Since its inception in 2016, Connected: Adult Language Learning Through Drama, an adult learning programme providing English-language and emotional support for migrants and refugees using imaginative stories, process drama, role play, myths and folktales, has addressed the needs of over 700 learners aged 18 to 70. This notable initiative is just one of the best-practice case studies featured in an upcoming publication by the UNESCO Institute for Lifelong Learning (UIL), From Radio to Artificial Intelligence: Review of Innovative Technology in Literacy and Education for Refugees, Migrants and Internally Displaced Persons.
Developed by the Sydney Theatre Company (STC) and delivered in partnership with organisations such as the University of Sydney’s Refugee Language Programme and the Asylum Seekers Centre, Connected annually coordinates around 100 workshops for more than 350 learners, comprising over 2,000 hours of activity-based learning. The workshops’ alumni include learners from Afghanistan, the Islamic Republic of Iran, the People’s Republic of China, the Syrian Arab Republic and Viet Nam, among others. From an elderly grandmother who learned to read and write in English, to learners articulating their thoughts on the Swan Maiden folktale, the programme has seen participants excel at learning the language of their new home using drama scenarios.
Raad, for example, arrived in Australia from Iraq. He enrolled in the course to help with his English-language learning, social connectedness and information retention through creative expression. He says the platform has given him and his fellow learners the confidence to feel comfortable in their learning. ‘I like the drama classes a lot. Everyone has fun. We’re all very happy and speak better English. I’m not scared to make mistakes and my teacher and friends help me. I want to learn more every day.’
Prior to the pandemic, Connected provided drop-in face-to-face services at organizations hosting migrants and refugees, at no cost to the learner of the partner organization. Following the national restrictions imposed as a result of the pandemic, however, Connected sessions adapted to include online workshops using Zoom. To combat the digital access divide, programme partner Asylum Seekers Centre (ASC) donated laptops and USB sticks for those learners who lacked a computer or internet access. In some cases, ASC conducted home visits to set up this technology and teach learners how to join Zoom. For learners who wish to join the workshops via their smartphone but do not have a strong internet connection, the programme pays for their phone data so that they can participate.

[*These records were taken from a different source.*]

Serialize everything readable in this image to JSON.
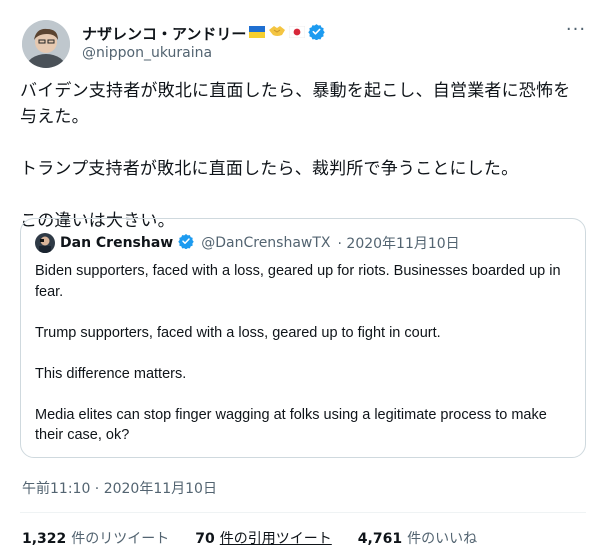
{
  "author": {
    "display_name": "ナザレンコ・アンドリー",
    "handle": "@nippon_ukuraina",
    "verified": true,
    "name_emoji": [
      "ukraine-flag",
      "handshake",
      "japan-flag"
    ]
  },
  "tweet": {
    "text": "バイデン支持者が敗北に直面したら、暴動を起こし、自営業者に恐怖を与えた。\n\nトランプ支持者が敗北に直面したら、裁判所で争うことにした。\n\nこの違いは大きい。",
    "timestamp": "午前11:10 · 2020年11月10日"
  },
  "quoted": {
    "display_name": "Dan Crenshaw",
    "handle": "@DanCrenshawTX",
    "date": "· 2020年11月10日",
    "verified": true,
    "text": "Biden supporters, faced with a loss, geared up for riots. Businesses boarded up in fear.\n\nTrump supporters, faced with a loss, geared up to fight in court.\n\nThis difference matters.\n\nMedia elites can stop finger wagging at folks using a legitimate process to make their case, ok?"
  },
  "stats": {
    "retweets_count": "1,322",
    "retweets_label": "件のリツイート",
    "quotes_count": "70",
    "quotes_label": "件の引用ツイート",
    "likes_count": "4,761",
    "likes_label": "件のいいね"
  },
  "colors": {
    "text": "#0f1419",
    "secondary": "#536471",
    "border": "#cfd9de",
    "verified": "#1d9bf0"
  }
}
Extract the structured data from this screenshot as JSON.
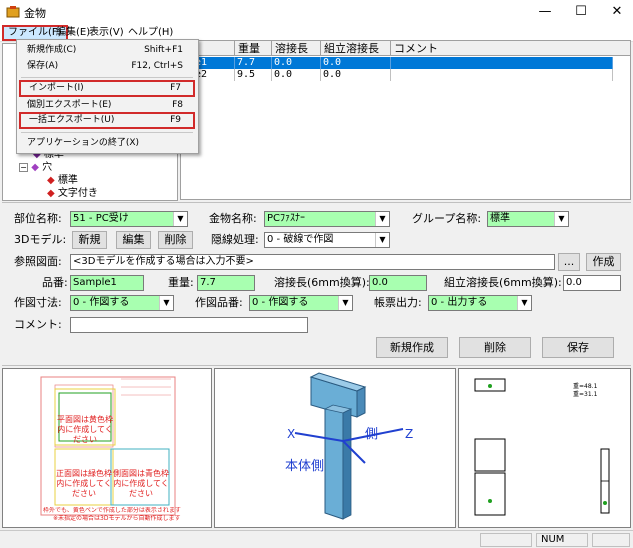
{
  "window": {
    "title": "金物",
    "minimize": "—",
    "maximize": "☐",
    "close": "✕"
  },
  "menubar": {
    "file": "ファイル(F)",
    "edit": "編集(E)",
    "view": "表示(V)",
    "help": "ヘルプ(H)"
  },
  "file_menu": {
    "items": [
      {
        "label": "新規作成(C)",
        "shortcut": "Shift+F1"
      },
      {
        "label": "保存(A)",
        "shortcut": "F12, Ctrl+S"
      },
      {
        "label": "インポート(I)",
        "shortcut": "F7"
      },
      {
        "label": "個別エクスポート(E)",
        "shortcut": "F8"
      },
      {
        "label": "一括エクスポート(U)",
        "shortcut": "F9"
      },
      {
        "label": "アプリケーションの終了(X)",
        "shortcut": ""
      }
    ]
  },
  "tree": {
    "items": [
      {
        "label": "標準"
      },
      {
        "label": "穴"
      },
      {
        "label": "標準"
      },
      {
        "label": "文字付き"
      }
    ]
  },
  "grid": {
    "headers": [
      "番",
      "重量",
      "溶接長",
      "組立溶接長",
      "コメント"
    ],
    "rows": [
      {
        "name": "ple1",
        "weight": "7.7",
        "weld": "0.0",
        "assembly": "0.0",
        "comment": ""
      },
      {
        "name": "ple2",
        "weight": "9.5",
        "weld": "0.0",
        "assembly": "0.0",
        "comment": ""
      }
    ]
  },
  "form": {
    "part_name_label": "部位名称:",
    "part_name_value": "51 - PC受け",
    "hardware_name_label": "金物名称:",
    "hardware_name_value": "PCﾌｧｽﾅｰ",
    "group_name_label": "グループ名称:",
    "group_name_value": "標準",
    "model3d_label": "3Dモデル:",
    "btn_new": "新規",
    "btn_edit": "編集",
    "btn_delete": "削除",
    "hidden_line_label": "隠線処理:",
    "hidden_line_value": "0 - 破線で作図",
    "ref_drawing_label": "参照図面:",
    "ref_drawing_value": "<3Dモデルを作成する場合は入力不要>",
    "btn_browse": "...",
    "btn_create": "作成",
    "part_number_label": "品番:",
    "part_number_value": "Sample1",
    "weight_label": "重量:",
    "weight_value": "7.7",
    "weld_length_label": "溶接長(6mm換算):",
    "weld_length_value": "0.0",
    "assembly_weld_label": "組立溶接長(6mm換算):",
    "assembly_weld_value": "0.0",
    "dim_label": "作図寸法:",
    "dim_value": "0 - 作図する",
    "drawing_part_label": "作図品番:",
    "drawing_part_value": "0 - 作図する",
    "report_label": "帳票出力:",
    "report_value": "0 - 出力する",
    "comment_label": "コメント:",
    "comment_value": "",
    "btn_new_create": "新規作成",
    "btn_remove": "削除",
    "btn_save": "保存"
  },
  "preview": {
    "front_text1": "平面図は黄色枠内に作成してください",
    "front_text2": "正面図は緑色枠内に作成してください",
    "front_text3": "側面図は青色枠内に作成してください",
    "front_note1": "枠外でも、黄色ペンで作成した部分は表示されます",
    "front_note2": "※未指定の場合は3Dモデルから自動作成します",
    "axis_x": "X",
    "axis_z": "Z",
    "label_body": "本体側",
    "label_side": "側",
    "weight_note1": "重=48.1",
    "weight_note2": "重=31.1"
  },
  "statusbar": {
    "num": "NUM"
  },
  "colors": {
    "selection": "#0078d7",
    "highlight_border": "#d12a2a",
    "field_green": "#a8ffb0",
    "model_blue": "#5a9fc9"
  }
}
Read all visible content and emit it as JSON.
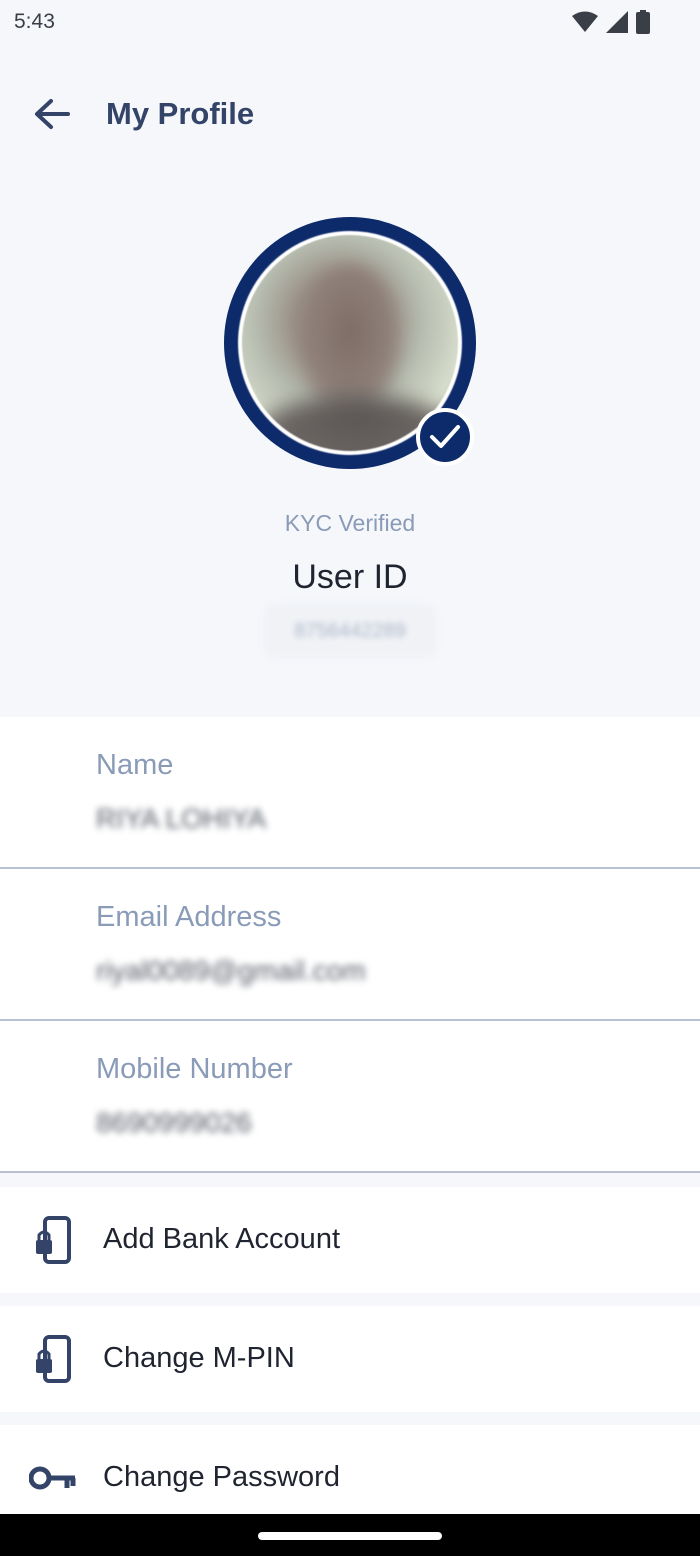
{
  "status_bar": {
    "time": "5:43",
    "icons": [
      "wifi-icon",
      "cellular-signal-icon",
      "battery-icon"
    ]
  },
  "app_bar": {
    "title": "My Profile",
    "back_icon": "arrow-left-icon"
  },
  "profile": {
    "kyc_status": "KYC Verified",
    "user_id_label": "User ID",
    "user_id_value": "8756442289",
    "verified_icon": "checkmark-icon"
  },
  "fields": [
    {
      "label": "Name",
      "value": "RIYA LOHIYA"
    },
    {
      "label": "Email Address",
      "value": "riyal0089@gmail.com"
    },
    {
      "label": "Mobile Number",
      "value": "8690999026"
    }
  ],
  "actions": [
    {
      "label": "Add Bank Account",
      "icon": "phone-lock-icon"
    },
    {
      "label": "Change M-PIN",
      "icon": "phone-lock-icon"
    },
    {
      "label": "Change Password",
      "icon": "key-icon"
    }
  ],
  "colors": {
    "accent": "#0d2a6b",
    "title": "#334468",
    "muted_label": "#8a9bb8",
    "background": "#f5f7fb",
    "divider": "#b7c1d1"
  }
}
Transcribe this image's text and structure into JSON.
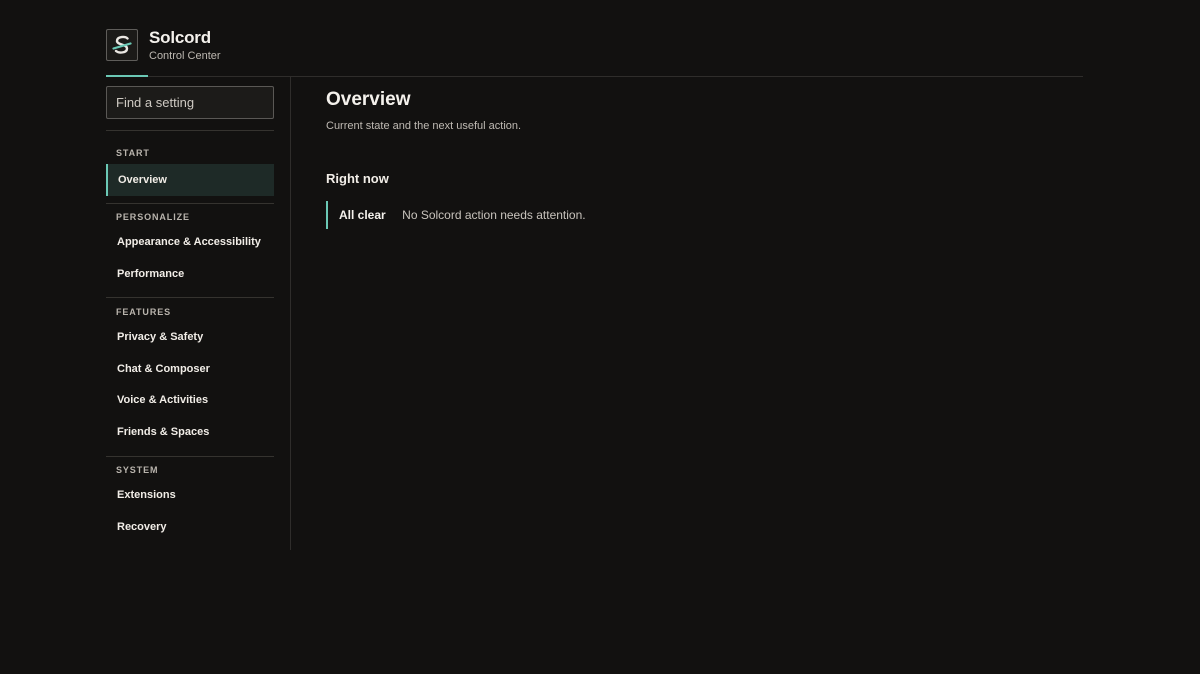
{
  "brand": {
    "name": "Solcord",
    "subtitle": "Control Center",
    "logo_icon": "s-letter-logo-icon",
    "accent_color": "#6bc8b5"
  },
  "search": {
    "placeholder": "Find a setting",
    "value": ""
  },
  "sidebar": {
    "sections": [
      {
        "label": "START",
        "items": [
          {
            "label": "Overview",
            "active": true
          }
        ]
      },
      {
        "label": "PERSONALIZE",
        "items": [
          {
            "label": "Appearance & Accessibility",
            "active": false
          },
          {
            "label": "Performance",
            "active": false
          }
        ]
      },
      {
        "label": "FEATURES",
        "items": [
          {
            "label": "Privacy & Safety",
            "active": false
          },
          {
            "label": "Chat & Composer",
            "active": false
          },
          {
            "label": "Voice & Activities",
            "active": false
          },
          {
            "label": "Friends & Spaces",
            "active": false
          }
        ]
      },
      {
        "label": "SYSTEM",
        "items": [
          {
            "label": "Extensions",
            "active": false
          },
          {
            "label": "Recovery",
            "active": false
          }
        ]
      }
    ]
  },
  "main": {
    "title": "Overview",
    "subtitle": "Current state and the next useful action.",
    "section_title": "Right now",
    "status": {
      "badge": "All clear",
      "message": "No Solcord action needs attention."
    }
  }
}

The incorporation of online workshops has, in fact, increased Connected’s outreach, enabling a more diverse group of learners who would have been otherwise unable to participate in the sessions. Kate Worsley, a teaching artist at STC, believes the Connected workshops were also important for promoting social interaction during the pandemic. ‘A number of our learners were in local government areas of concern for COVID-19, which meant they were limited to a 5 km radius and very restricted as to what they could do outdoors and for how long,’ she explains. ‘The opportunity not only for the learners but for myself to connect with one another and share laughter and stories was definitely a fulfilling teaching experience.’
Research shows that education grounded in the arts can be an effective approach to English-language learning, allowing for key social skills, emotional growth and the ability to adapt to impromptu ‘real life’ interactions and conversations. The benefit of learning using drama is reinforced by one of the students participating in the programme, who says, ‘I have been learning English for four years. It’s all grammar, grammar, grammar, but I cannot memorize grammar. I think it is a good idea to learn English naturally, with our bodies, like we learn our mother tongue, with people.’
Learning through drama has also helped some learners to better manage the impact of trauma on their learning experience. According to Zoe Hogan, Director of Education and Community Partnerships at STC, Connected has empowered students to significantly grow in confidence too. ‘We will see a shy student much more likely to make that leap to speaking English because there’s not such a focus on getting things right,’ she explains. ‘The process frees them up to take more risks.’
Connected practises ‘translanguaging’, a process that recognizes a multilingual person’s full linguistic repertoire and honours their first language in the second-language learning process. The educators are a cohort of paid STC ‘teaching artists’: actors, directors and community artists who have a diverse range of performance skills and usually have a background in working with children and youth through STC’s primary school drama literacy programme, School Drama. For Ms Worsley, the aim to increase participants’ sense of social connectedness and well-being was extremely important: ‘Watching learners share laughter and stories despite the barriers of differing English-language levels was very satisfying,’ she says. ‘Observing learners gain confidence and share more as workshops progressed was also very satisfying. Students often wanted to continue chatting to one another online, after the workshop had finished, which was an indication that they were, in fact, developing strong connections with one another throughout the programme.’
In April 2022, STC and Currency Press, a leading performing arts publisher, published Connecting Through Drama: Drama and Literacy for Learning English as an Additional Language, a resource for language teachers of the programme. In-person classes are resuming, and scaling up, with plans for the digital course to also continue following its success.